By Doug Gray, Senior Contributing Reporter
RIO DE JANEIRO – Set up in 2005 by Dutch entrepreneurs Sebas Van den Ende and Lucille Holtel as a consultancy firm, Real Alliance has grown in five short years to become responsible for some of the largest trade shows of their kind in Latin America, and with huge construction and development plans across Brazil during the next decade, they are well placed to reap the benefit of this rapidly expanding sector with two major events this year.
With the 2014 World Cup and 2016 Olympics both demanding huge infrastructural improvements across the country, it would appear that Real Alliance are very much in the right place at the right time.
“An exhibition is not unique, nor is a consultancy service”, says Van Ende. “Our strong point is our specialization and the experience in the infrastructure industry that we have.
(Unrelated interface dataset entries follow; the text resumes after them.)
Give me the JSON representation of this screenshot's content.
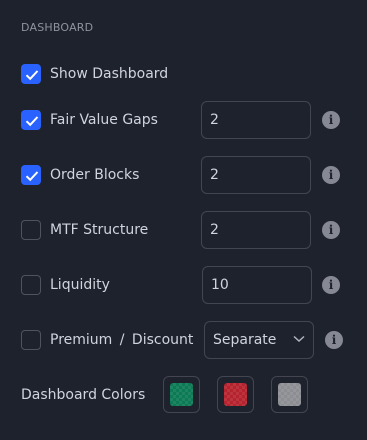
{
  "section": {
    "title": "DASHBOARD"
  },
  "rows": [
    {
      "label": "Show Dashboard",
      "checked": true
    },
    {
      "label": "Fair Value Gaps",
      "checked": true,
      "value": "2"
    },
    {
      "label": "Order Blocks",
      "checked": true,
      "value": "2"
    },
    {
      "label": "MTF Structure",
      "checked": false,
      "value": "2"
    },
    {
      "label": "Liquidity",
      "checked": false,
      "value": "10"
    },
    {
      "label": "Premium / Discount",
      "checked": false,
      "select": "Separate"
    }
  ],
  "colors": {
    "label": "Dashboard Colors",
    "swatches": [
      "#0b7a55",
      "#b5232e",
      "#8c8e93"
    ]
  },
  "info_glyph": "i"
}
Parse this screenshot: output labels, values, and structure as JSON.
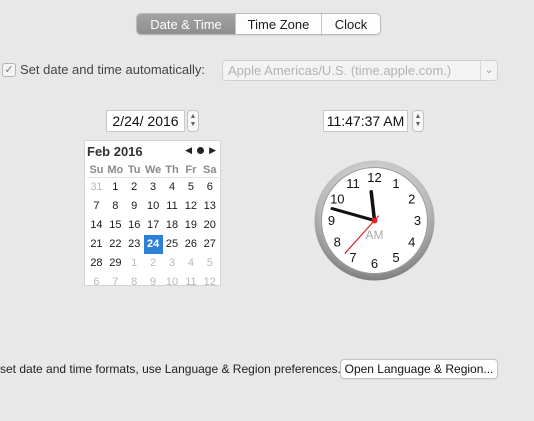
{
  "tabs": [
    {
      "label": "Date & Time",
      "active": true
    },
    {
      "label": "Time Zone",
      "active": false
    },
    {
      "label": "Clock",
      "active": false
    }
  ],
  "auto": {
    "checked": true,
    "label": "Set date and time automatically:",
    "server": "Apple Americas/U.S. (time.apple.com.)"
  },
  "date_field": {
    "value": "2/24/ 2016"
  },
  "time_field": {
    "value": "11:47:37 AM"
  },
  "calendar": {
    "month_label": "Feb 2016",
    "weekdays": [
      "Su",
      "Mo",
      "Tu",
      "We",
      "Th",
      "Fr",
      "Sa"
    ],
    "days": [
      {
        "d": "31",
        "other": true
      },
      {
        "d": "1"
      },
      {
        "d": "2"
      },
      {
        "d": "3"
      },
      {
        "d": "4"
      },
      {
        "d": "5"
      },
      {
        "d": "6"
      },
      {
        "d": "7"
      },
      {
        "d": "8"
      },
      {
        "d": "9"
      },
      {
        "d": "10"
      },
      {
        "d": "11"
      },
      {
        "d": "12"
      },
      {
        "d": "13"
      },
      {
        "d": "14"
      },
      {
        "d": "15"
      },
      {
        "d": "16"
      },
      {
        "d": "17"
      },
      {
        "d": "18"
      },
      {
        "d": "19"
      },
      {
        "d": "20"
      },
      {
        "d": "21"
      },
      {
        "d": "22"
      },
      {
        "d": "23"
      },
      {
        "d": "24",
        "selected": true
      },
      {
        "d": "25"
      },
      {
        "d": "26"
      },
      {
        "d": "27"
      },
      {
        "d": "28"
      },
      {
        "d": "29"
      },
      {
        "d": "1",
        "other": true
      },
      {
        "d": "2",
        "other": true
      },
      {
        "d": "3",
        "other": true
      },
      {
        "d": "4",
        "other": true
      },
      {
        "d": "5",
        "other": true
      },
      {
        "d": "6",
        "other": true
      },
      {
        "d": "7",
        "other": true
      },
      {
        "d": "8",
        "other": true
      },
      {
        "d": "9",
        "other": true
      },
      {
        "d": "10",
        "other": true
      },
      {
        "d": "11",
        "other": true
      },
      {
        "d": "12",
        "other": true
      }
    ],
    "accent": "#2e7fd8"
  },
  "clock": {
    "numbers": [
      "12",
      "1",
      "2",
      "3",
      "4",
      "5",
      "6",
      "7",
      "8",
      "9",
      "10",
      "11"
    ],
    "period": "AM",
    "time": {
      "hours": 11,
      "minutes": 47,
      "seconds": 37
    },
    "second_hand_color": "#d8252b"
  },
  "footer": {
    "text": "set date and time formats, use Language & Region preferences.",
    "button_label": "Open Language & Region..."
  }
}
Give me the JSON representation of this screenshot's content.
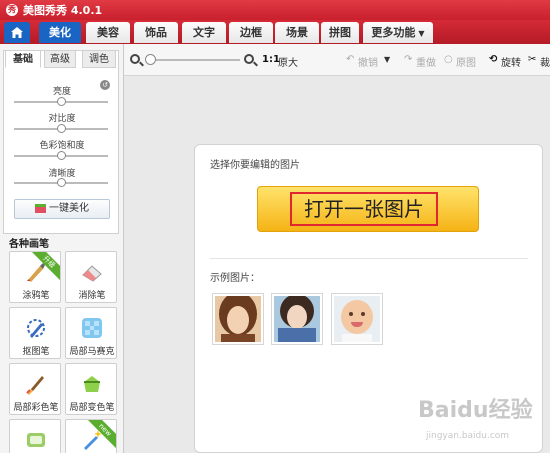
{
  "app": {
    "title": "美图秀秀 4.0.1",
    "logo_text": "秀"
  },
  "nav": {
    "tabs": [
      {
        "label": "美化",
        "active": true
      },
      {
        "label": "美容"
      },
      {
        "label": "饰品"
      },
      {
        "label": "文字"
      },
      {
        "label": "边框"
      },
      {
        "label": "场景"
      },
      {
        "label": "拼图"
      },
      {
        "label": "更多功能"
      }
    ]
  },
  "adjust": {
    "tabs": [
      "基础",
      "高级",
      "调色"
    ],
    "sliders": [
      {
        "label": "亮度",
        "value": 0.5
      },
      {
        "label": "对比度",
        "value": 0.5
      },
      {
        "label": "色彩饱和度",
        "value": 0.5
      },
      {
        "label": "清晰度",
        "value": 0.5
      }
    ],
    "one_click_label": "一键美化"
  },
  "brushes": {
    "title": "各种画笔",
    "items": [
      {
        "label": "涂鸦笔",
        "badge": "升级"
      },
      {
        "label": "消除笔"
      },
      {
        "label": "抠图笔"
      },
      {
        "label": "局部马赛克"
      },
      {
        "label": "局部彩色笔"
      },
      {
        "label": "局部变色笔"
      },
      {
        "label": ""
      },
      {
        "label": "",
        "badge": "new"
      }
    ]
  },
  "toolbar": {
    "zoom_value": 0.0,
    "ratio_label": "1:1",
    "original_size_label": "原大",
    "undo_label": "撤销",
    "redo_label": "重做",
    "original_label": "原图",
    "rotate_label": "旋转",
    "crop_label": "裁"
  },
  "main": {
    "prompt": "选择你要编辑的图片",
    "open_button_label": "打开一张图片",
    "samples_label": "示例图片："
  },
  "watermark": {
    "text": "Baidu经验",
    "sub": "jingyan.baidu.com"
  },
  "colors": {
    "title_red": "#d02030",
    "nav_blue": "#1a64c4",
    "button_yellow": "#f5b315",
    "highlight_red": "#e0262e"
  }
}
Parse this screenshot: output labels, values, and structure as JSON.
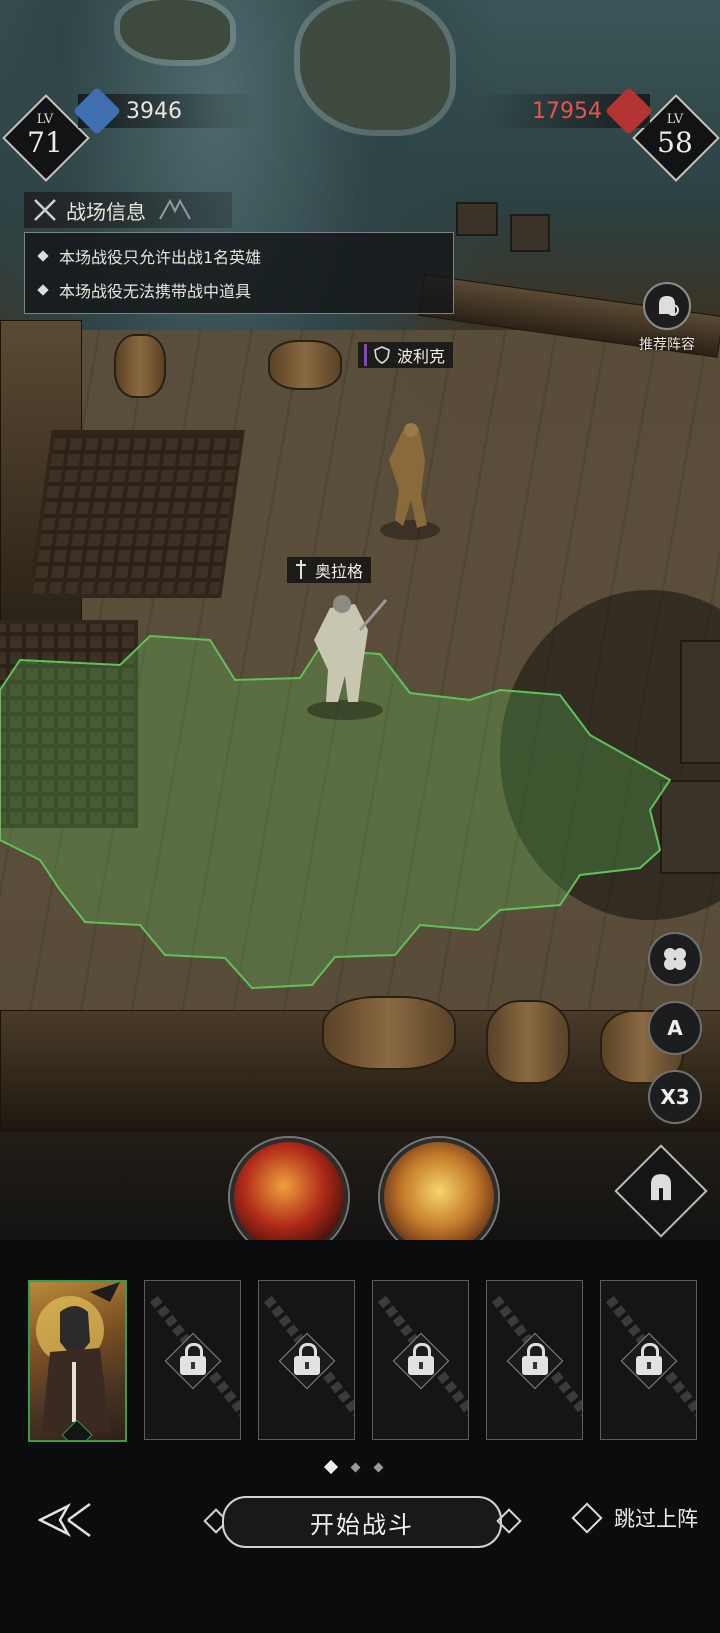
{
  "player": {
    "lv_label": "LV",
    "level": "71",
    "power": "3946"
  },
  "enemy": {
    "lv_label": "LV",
    "level": "58",
    "power": "17954"
  },
  "battlefield_info": {
    "title": "战场信息",
    "rules": [
      "本场战役只允许出战1名英雄",
      "本场战役无法携带战中道具"
    ]
  },
  "recommend": {
    "label": "推荐阵容"
  },
  "units": {
    "enemy_name": "波利克",
    "hero_name": "奥拉格"
  },
  "side_buttons": {
    "speed": "X3",
    "auto": "A"
  },
  "slots": {
    "unlocked": 1,
    "locked": 5
  },
  "pager": {
    "pages": 3,
    "active": 1
  },
  "actions": {
    "start_battle": "开始战斗",
    "skip_deploy": "跳过上阵"
  },
  "colors": {
    "player_accent": "#3f6fb0",
    "enemy_accent": "#b43434",
    "enemy_power_text": "#e0574f",
    "zone_outline": "#5ec25a",
    "hero_card_border": "#3f9a43"
  }
}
Exhibiting companies want to speak with the right people. This is what we offer them, and so far better than anybody else in the market.”
Having successfully cleared the hurdles of setting up a company in Brazil, courtesy of experience as market researcher for Dutch companies in Brazil, Van Ende’s decision to locate here was relatively simple one to make. “We both new the country and had had experience working with Brazilians. We liked the country and the people and the cultural differences with Europe are relatively small. Plus we saw huge potential for Brazil in the coming decade.”
This year Real Alliance will be looking to emulate the success of 2009’s TranspoQuip, dedicated to the transport sector and every conceivable element of it from traffic cone designers to tarmac companies. With the Brazilian government’s potential four year R$700 billion investment plan to encourage them, and the Expo’s backing from the Ministries of Defense and of Transport, global companies such as 3M, Bose and Phillips exhibited at the event.
In 2010 Real Alliance will also be launching a combined event for their new offshoots ExpoUrbano and ExpoEstadio. While the latter is self explanatory and set to receive huge interest as the twelve World Cup host cities try to come into line with FIFA regulations and the Maracana prepares to close for two years for its biggest overhaul since its unveiling in 1950, ExpoUrbano takes them into new waters.
The recent economic growth of Brazil coupled with the rising population is positioned to provide some interesting challenges for the country over the coming years, and the Expo will provide a forum not just for companies to exhibit, but for the open discussion of new ideas and plans involving developers, government ministries, and those looking to win contracts.
As Van Ende says, the future looks bright; “I think we can grow further as the future of Brazil looks good and our brands are well positioned. And of course with winning the FIFA Cup and the Olympic Games these are industries with enormous investments and opportunities.”